“Institutions will try to preserve the problem to which they are the solution.” ~ Clay Shirky
You know the slavery Kool-Aid is working well when those who are oppressed petition their oppressors for more of that which helps keep them oppressed.
For instance, public education is a tool that was designed–specifically and directly–as a means of controlling the hoi polloi. The educational system of compulsory public education championed by Horace Mann, chock-full of multiple-choice testing perfected by Frederick J. Kelly, feeding into statistical models based upon the work of (eugenicist) Sir Francis Galton, was (and is) designed to fulfill the need for employees who are primed and ready to inhabit factories where efficiency can be measured in ways developed by Frederick Winslow Taylor. (The fact that so few of such factories currently exist in America should also be telling, but that’s a different discussion.) Mann believed “universal public education was the best way to turn the nation’s unruly children into disciplined, judicious republican citizens.” The whole thing was designed to produce a seething throng of people ready to take orders, stand in line, ask few questions, and install bumpers all day–accepting the interminable boredom of such a life–while their over-lords made a ton of money.
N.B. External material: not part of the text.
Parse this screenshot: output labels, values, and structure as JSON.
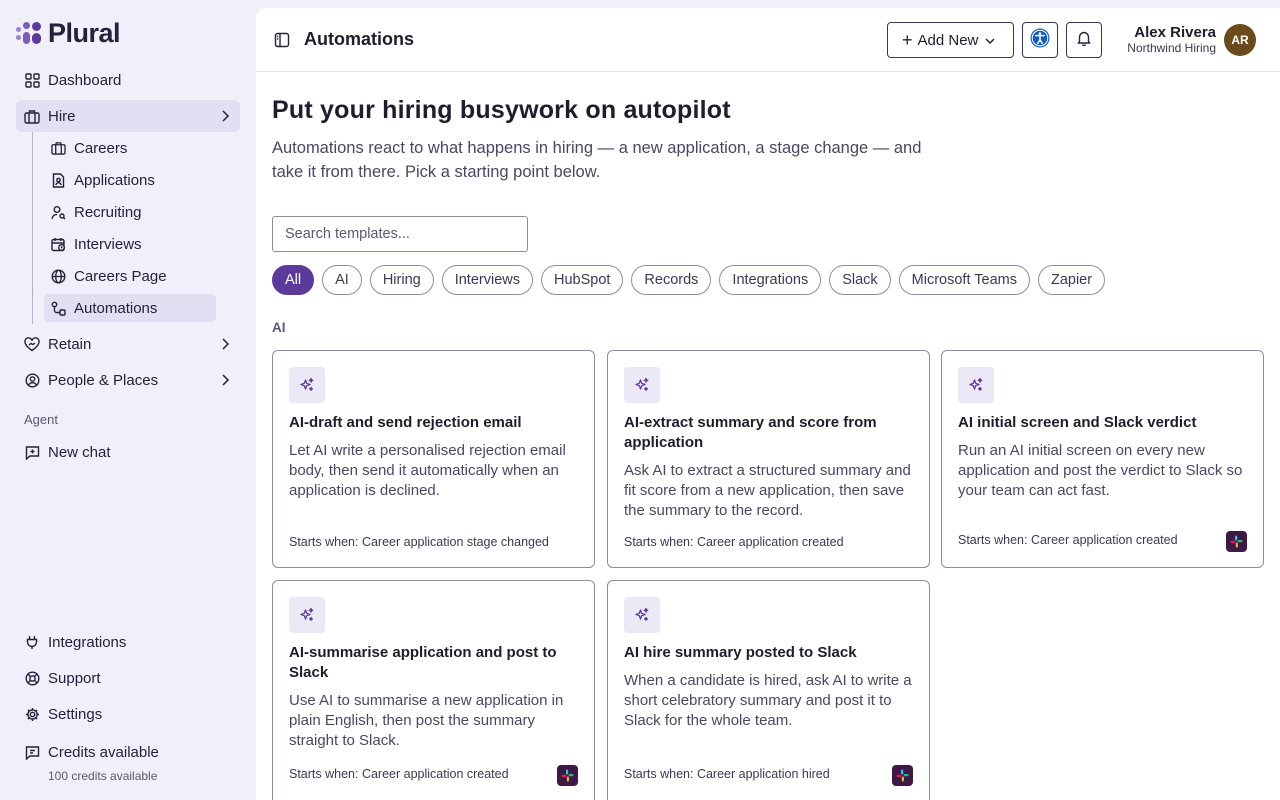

Free and compulsory public education was never intended to create inquisitive, risk-taking, leaders. Or entrepreneurs and/or business owners. Or frankly, owners of anything! Yet, people clamor that “education is a right” and “we need more funding for our schools” despite the inescapable fact that these same crap holes are doing their best at producing children incapable of independent thought and unable to read a book (or a blueprint), solve a simple mathematics problem, or devise a new strategy. It’s damned sad, really.
Roger Ebert gives his two cents (for what that’s worth these days; thanks Fed!) on the Occupy Wall Street movement, if you care to subject yourself to the inane political views of a mainstream-leftist movie reviewer. What I found interesting was the comic at the end of his article:
I have a PhD in political science, and I can tell you it doesn’t take passing Poli Sci 101 to realize that electoral politics is no way to bring about radical change.
One would think the left-liberals in this country would understand that better than most. Obama was their great Hope-and-Change candidate, an alleged outsider destined to change the way corrupt Washington works, and look how he turned out: Bush 2.0. But I guess the memories of unthinking, incorrigible statists are short — extremely short. Their great self-delusion: If only we can get the right people into power…
It seems that Nobel Prize-winning economist and reliable regime apologist Paul Krugman thinks he can wave away the Solyndra scandal with a reference to an iconic business failure from the dot-com era:
But it is indeed a terrible scandal, because the private sector never ever puts money into ventures that end up failing:
No truth to the rumor that he's Obama's new campaign manager.
He then punctuates his point (oh so pithy!) by posting an image of Pets.com and its sock puppet. I’m not sure if the sock puppet is equivalent to President Obama or Solyndra backer George Kaiser, who raised significant funds for Obama’s campaign, in this context.
What I’m also unsure about is if Krugman is an idiot, or just disingenuous, if he believes he can refute the criticism leveled at the Solyndra fiasco – not just from media, but from House investigators wondering how the company secured half a billion dollars in loan guarantees and made it all go up in smoke – merely by pointing out that private investors screw up, too. He cannot possibly be oblivious to the huge difference in moral hazard presented when government throws taxpayers’ money at private business versus when private investors use their own money.
It isn’t that private equity is never lost in business ventures. It’s that there’s a level of accountability when it happens. And there is little doubt that venture capital investors learned a lot from the dot-com bubble. Government will never learn the same lessons, because it throws stolen wealth at the ventures which are best connected politically, not those which it thinks will succeed.
Coyote Blog has a few more salient points in a response to Krugman.